Wherever a line of the data contains "Security", copy that line.

....................

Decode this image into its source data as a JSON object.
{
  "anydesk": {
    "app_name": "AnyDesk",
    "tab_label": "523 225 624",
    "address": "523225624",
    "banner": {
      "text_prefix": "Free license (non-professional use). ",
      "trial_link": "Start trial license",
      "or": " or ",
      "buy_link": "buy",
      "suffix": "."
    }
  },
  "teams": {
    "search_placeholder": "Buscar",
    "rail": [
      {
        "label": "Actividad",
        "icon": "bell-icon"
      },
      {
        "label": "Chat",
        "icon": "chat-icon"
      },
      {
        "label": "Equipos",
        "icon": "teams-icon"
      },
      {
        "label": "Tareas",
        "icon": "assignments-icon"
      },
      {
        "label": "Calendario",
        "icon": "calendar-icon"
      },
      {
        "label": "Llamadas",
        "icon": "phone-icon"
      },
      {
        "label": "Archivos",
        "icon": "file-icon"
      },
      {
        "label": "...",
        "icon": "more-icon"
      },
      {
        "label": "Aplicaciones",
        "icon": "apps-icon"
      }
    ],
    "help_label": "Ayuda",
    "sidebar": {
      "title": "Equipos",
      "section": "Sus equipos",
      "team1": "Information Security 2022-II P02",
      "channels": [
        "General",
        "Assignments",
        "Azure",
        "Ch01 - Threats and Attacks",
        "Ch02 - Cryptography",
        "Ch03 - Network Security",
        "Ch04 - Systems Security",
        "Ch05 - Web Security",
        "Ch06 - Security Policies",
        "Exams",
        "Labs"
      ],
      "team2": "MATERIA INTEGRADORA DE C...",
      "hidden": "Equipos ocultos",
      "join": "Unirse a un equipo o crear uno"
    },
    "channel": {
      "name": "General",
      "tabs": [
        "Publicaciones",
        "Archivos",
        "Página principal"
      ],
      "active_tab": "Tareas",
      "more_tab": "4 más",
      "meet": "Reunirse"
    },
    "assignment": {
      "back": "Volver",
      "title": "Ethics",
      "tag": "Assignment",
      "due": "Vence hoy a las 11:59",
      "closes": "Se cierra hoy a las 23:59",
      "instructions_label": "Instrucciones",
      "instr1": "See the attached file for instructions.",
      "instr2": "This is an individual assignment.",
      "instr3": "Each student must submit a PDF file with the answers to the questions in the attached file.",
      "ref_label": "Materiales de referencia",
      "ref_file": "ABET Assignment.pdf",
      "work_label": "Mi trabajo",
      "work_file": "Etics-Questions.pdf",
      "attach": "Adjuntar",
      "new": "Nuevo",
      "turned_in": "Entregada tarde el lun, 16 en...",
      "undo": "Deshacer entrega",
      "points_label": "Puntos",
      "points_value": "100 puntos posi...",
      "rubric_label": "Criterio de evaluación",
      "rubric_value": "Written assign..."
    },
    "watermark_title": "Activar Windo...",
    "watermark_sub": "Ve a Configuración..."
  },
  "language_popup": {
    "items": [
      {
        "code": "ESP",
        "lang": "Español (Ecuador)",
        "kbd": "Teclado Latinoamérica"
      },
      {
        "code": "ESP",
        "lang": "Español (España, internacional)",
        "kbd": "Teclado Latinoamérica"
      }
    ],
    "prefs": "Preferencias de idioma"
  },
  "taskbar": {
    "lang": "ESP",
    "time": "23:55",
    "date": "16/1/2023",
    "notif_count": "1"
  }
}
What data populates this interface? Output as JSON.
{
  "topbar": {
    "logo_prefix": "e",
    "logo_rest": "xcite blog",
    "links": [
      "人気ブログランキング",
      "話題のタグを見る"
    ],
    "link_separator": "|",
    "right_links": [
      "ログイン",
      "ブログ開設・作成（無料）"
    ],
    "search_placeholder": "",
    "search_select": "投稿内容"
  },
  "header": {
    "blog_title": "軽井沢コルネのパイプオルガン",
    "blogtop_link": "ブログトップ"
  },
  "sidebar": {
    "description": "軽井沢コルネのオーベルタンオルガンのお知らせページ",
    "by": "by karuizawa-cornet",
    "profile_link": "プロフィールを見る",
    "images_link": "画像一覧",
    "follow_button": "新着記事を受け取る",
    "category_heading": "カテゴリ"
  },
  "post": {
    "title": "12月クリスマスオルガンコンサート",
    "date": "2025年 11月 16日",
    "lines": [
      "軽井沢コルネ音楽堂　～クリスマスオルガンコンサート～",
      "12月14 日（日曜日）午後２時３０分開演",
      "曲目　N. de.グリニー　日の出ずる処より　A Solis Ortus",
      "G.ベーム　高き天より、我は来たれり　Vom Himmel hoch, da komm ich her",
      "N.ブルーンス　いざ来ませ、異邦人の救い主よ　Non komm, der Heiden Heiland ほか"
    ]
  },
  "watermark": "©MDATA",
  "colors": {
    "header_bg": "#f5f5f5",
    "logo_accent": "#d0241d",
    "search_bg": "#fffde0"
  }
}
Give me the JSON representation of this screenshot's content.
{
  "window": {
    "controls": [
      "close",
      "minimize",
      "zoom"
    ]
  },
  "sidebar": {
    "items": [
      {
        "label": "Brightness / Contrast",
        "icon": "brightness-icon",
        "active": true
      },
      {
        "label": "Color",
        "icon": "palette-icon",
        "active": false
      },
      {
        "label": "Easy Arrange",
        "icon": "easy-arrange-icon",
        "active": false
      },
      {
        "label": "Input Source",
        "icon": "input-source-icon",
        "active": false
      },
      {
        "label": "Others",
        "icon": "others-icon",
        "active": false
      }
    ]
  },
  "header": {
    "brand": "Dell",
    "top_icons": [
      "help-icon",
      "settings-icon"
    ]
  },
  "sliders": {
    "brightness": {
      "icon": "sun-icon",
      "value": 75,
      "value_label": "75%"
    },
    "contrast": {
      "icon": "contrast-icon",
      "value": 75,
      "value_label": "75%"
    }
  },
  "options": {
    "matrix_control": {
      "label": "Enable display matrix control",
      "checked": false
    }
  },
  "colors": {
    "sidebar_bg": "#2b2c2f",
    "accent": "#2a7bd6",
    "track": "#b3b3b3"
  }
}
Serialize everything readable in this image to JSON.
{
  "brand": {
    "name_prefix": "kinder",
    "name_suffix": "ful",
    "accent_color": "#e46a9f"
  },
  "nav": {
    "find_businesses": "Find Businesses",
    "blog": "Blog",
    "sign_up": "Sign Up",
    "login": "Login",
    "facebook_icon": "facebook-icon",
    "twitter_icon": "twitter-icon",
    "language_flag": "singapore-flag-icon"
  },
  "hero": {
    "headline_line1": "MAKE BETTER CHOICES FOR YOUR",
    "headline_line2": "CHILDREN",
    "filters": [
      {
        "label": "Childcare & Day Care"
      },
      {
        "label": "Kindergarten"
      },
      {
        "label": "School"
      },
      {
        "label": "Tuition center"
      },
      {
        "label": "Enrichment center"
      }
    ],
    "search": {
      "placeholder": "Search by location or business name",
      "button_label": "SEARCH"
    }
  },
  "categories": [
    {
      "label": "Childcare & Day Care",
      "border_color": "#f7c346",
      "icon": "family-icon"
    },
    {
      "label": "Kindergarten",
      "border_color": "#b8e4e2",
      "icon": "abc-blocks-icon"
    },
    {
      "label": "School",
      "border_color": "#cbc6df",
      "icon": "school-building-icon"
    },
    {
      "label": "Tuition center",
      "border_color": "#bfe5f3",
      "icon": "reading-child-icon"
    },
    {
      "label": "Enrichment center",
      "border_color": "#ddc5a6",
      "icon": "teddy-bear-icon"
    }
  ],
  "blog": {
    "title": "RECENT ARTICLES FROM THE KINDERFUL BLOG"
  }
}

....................

[Output for this exercise]
      "team1": "Information Security 2022-II P02",
        "Ch03 - Network Security",
        "Ch04 - Systems Security",
        "Ch05 - Web Security",
        "Ch06 - Security Policies",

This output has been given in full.